┌──

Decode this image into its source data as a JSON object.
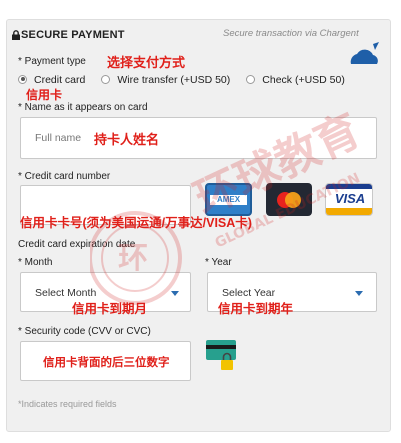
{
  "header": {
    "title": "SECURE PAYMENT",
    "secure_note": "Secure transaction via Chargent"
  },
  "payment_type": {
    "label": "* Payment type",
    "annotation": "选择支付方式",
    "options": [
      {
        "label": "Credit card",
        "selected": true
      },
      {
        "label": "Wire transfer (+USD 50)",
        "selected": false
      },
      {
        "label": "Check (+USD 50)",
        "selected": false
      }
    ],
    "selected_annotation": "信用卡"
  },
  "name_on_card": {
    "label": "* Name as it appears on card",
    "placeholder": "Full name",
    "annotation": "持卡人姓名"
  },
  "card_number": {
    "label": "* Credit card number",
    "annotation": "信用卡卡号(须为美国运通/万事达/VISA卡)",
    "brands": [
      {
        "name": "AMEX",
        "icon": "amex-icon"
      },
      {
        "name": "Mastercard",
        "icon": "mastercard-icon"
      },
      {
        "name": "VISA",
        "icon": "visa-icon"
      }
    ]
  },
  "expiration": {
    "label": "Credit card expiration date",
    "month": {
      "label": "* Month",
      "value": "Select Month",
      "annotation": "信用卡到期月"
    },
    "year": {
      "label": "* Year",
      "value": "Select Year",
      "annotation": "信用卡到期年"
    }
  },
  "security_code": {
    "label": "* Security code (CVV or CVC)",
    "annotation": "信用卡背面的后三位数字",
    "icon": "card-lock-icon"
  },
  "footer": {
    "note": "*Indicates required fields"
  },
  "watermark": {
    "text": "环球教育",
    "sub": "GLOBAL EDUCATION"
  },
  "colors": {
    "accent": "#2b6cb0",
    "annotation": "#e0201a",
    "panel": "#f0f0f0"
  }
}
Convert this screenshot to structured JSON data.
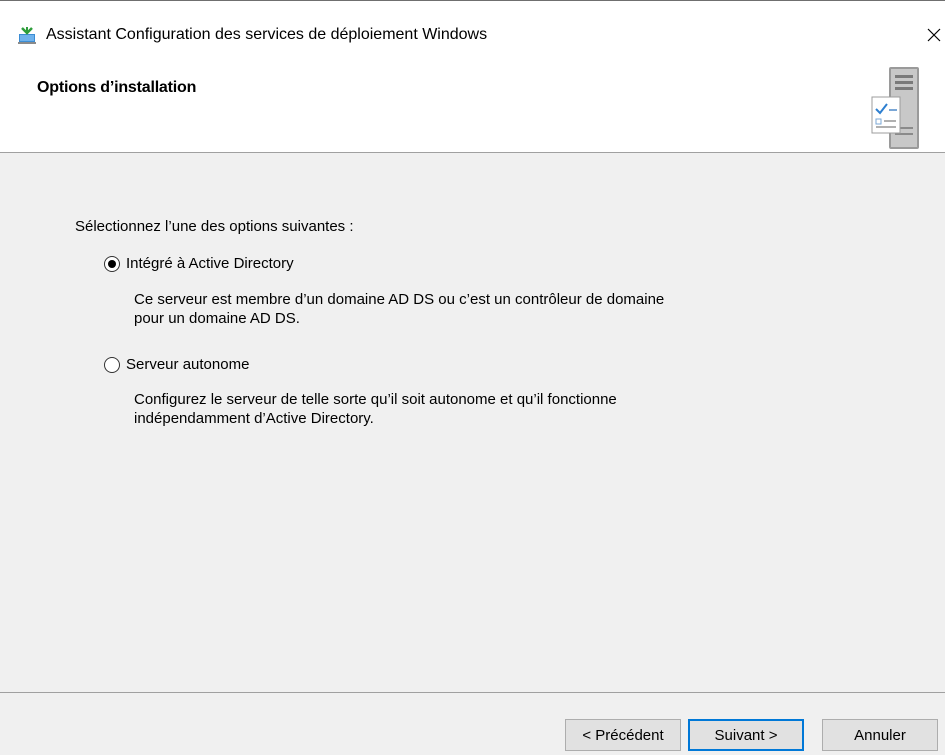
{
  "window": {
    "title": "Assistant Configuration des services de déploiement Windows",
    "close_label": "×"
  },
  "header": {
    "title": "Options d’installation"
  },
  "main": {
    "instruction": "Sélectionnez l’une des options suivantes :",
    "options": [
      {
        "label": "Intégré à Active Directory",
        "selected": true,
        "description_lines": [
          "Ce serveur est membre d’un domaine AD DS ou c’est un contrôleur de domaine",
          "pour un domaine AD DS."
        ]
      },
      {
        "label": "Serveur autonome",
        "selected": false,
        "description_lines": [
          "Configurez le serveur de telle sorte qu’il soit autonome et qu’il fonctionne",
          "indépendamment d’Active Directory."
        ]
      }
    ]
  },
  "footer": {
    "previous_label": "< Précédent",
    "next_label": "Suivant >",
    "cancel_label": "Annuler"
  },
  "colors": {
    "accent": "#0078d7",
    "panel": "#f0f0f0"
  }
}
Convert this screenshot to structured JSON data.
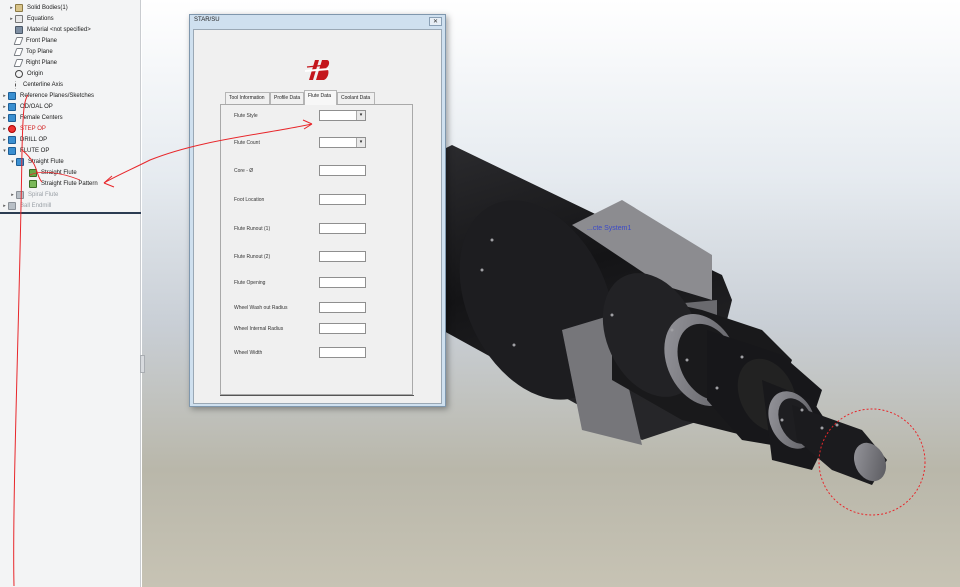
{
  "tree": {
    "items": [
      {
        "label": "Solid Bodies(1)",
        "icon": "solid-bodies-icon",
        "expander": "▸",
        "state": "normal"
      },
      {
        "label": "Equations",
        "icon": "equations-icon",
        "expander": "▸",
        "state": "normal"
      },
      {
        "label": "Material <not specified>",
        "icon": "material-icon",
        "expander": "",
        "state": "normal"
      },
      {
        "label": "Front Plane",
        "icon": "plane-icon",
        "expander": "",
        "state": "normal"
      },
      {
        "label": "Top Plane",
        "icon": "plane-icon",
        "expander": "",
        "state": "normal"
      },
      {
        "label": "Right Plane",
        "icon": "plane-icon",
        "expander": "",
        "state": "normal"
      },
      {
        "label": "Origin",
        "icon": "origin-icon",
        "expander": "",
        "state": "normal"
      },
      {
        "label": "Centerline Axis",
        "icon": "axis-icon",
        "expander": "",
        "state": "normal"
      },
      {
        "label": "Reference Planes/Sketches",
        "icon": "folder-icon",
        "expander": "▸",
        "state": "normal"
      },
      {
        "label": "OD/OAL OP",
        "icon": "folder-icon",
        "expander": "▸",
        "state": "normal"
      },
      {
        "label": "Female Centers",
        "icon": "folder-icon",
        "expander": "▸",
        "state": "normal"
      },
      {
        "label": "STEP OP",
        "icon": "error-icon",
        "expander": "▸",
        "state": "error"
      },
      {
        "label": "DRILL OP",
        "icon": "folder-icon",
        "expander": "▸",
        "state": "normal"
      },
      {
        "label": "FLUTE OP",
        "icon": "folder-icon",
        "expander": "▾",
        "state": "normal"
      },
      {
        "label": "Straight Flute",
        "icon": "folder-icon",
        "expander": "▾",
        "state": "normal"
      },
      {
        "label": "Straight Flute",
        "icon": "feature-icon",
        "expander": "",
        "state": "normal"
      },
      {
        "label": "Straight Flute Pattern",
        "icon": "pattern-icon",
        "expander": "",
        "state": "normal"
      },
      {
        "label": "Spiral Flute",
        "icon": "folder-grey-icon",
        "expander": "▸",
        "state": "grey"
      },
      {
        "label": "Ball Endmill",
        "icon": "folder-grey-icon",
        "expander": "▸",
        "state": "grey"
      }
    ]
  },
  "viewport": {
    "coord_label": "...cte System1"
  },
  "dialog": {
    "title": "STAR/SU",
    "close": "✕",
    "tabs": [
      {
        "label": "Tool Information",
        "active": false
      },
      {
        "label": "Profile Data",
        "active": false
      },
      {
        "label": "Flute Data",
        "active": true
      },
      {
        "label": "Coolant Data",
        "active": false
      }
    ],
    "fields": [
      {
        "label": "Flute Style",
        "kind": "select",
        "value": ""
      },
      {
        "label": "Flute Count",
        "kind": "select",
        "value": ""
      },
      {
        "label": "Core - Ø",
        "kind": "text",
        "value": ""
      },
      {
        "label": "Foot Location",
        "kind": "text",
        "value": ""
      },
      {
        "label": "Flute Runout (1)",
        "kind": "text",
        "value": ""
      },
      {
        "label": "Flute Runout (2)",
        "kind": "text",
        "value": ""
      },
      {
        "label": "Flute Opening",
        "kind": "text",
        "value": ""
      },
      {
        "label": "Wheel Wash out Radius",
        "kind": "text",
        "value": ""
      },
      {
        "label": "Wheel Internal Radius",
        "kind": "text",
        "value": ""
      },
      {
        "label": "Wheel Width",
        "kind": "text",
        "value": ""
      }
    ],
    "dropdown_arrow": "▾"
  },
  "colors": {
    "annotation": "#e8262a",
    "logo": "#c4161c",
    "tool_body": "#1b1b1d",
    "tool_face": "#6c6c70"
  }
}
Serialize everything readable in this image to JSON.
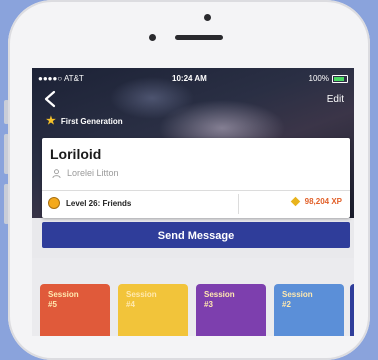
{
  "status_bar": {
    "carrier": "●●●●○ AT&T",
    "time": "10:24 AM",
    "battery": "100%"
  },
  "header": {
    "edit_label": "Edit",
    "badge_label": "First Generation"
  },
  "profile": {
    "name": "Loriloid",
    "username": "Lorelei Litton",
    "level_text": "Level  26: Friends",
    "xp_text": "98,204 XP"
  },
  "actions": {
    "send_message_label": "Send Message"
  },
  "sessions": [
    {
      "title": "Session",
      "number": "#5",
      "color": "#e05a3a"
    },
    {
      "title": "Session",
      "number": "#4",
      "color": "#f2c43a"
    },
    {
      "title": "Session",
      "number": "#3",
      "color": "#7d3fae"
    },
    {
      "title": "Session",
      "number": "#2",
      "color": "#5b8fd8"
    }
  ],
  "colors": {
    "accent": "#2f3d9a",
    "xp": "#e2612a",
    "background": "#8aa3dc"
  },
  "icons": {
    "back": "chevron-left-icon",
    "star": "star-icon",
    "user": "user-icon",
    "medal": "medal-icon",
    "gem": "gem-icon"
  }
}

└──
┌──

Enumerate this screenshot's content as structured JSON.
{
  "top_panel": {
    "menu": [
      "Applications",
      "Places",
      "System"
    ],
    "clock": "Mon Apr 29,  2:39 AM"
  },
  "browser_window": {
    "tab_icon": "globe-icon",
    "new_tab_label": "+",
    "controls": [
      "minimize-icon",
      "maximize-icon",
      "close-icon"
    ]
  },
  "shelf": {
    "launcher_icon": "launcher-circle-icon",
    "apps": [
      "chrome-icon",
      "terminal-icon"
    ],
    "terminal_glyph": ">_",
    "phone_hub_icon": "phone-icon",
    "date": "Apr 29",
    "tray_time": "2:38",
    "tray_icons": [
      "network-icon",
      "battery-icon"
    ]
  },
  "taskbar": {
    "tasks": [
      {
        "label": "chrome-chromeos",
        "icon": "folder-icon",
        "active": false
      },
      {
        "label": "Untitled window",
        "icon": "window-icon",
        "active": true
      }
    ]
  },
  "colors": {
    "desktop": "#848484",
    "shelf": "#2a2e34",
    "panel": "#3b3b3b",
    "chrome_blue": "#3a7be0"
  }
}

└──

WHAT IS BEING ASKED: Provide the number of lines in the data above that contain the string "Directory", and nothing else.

ANSWER: 2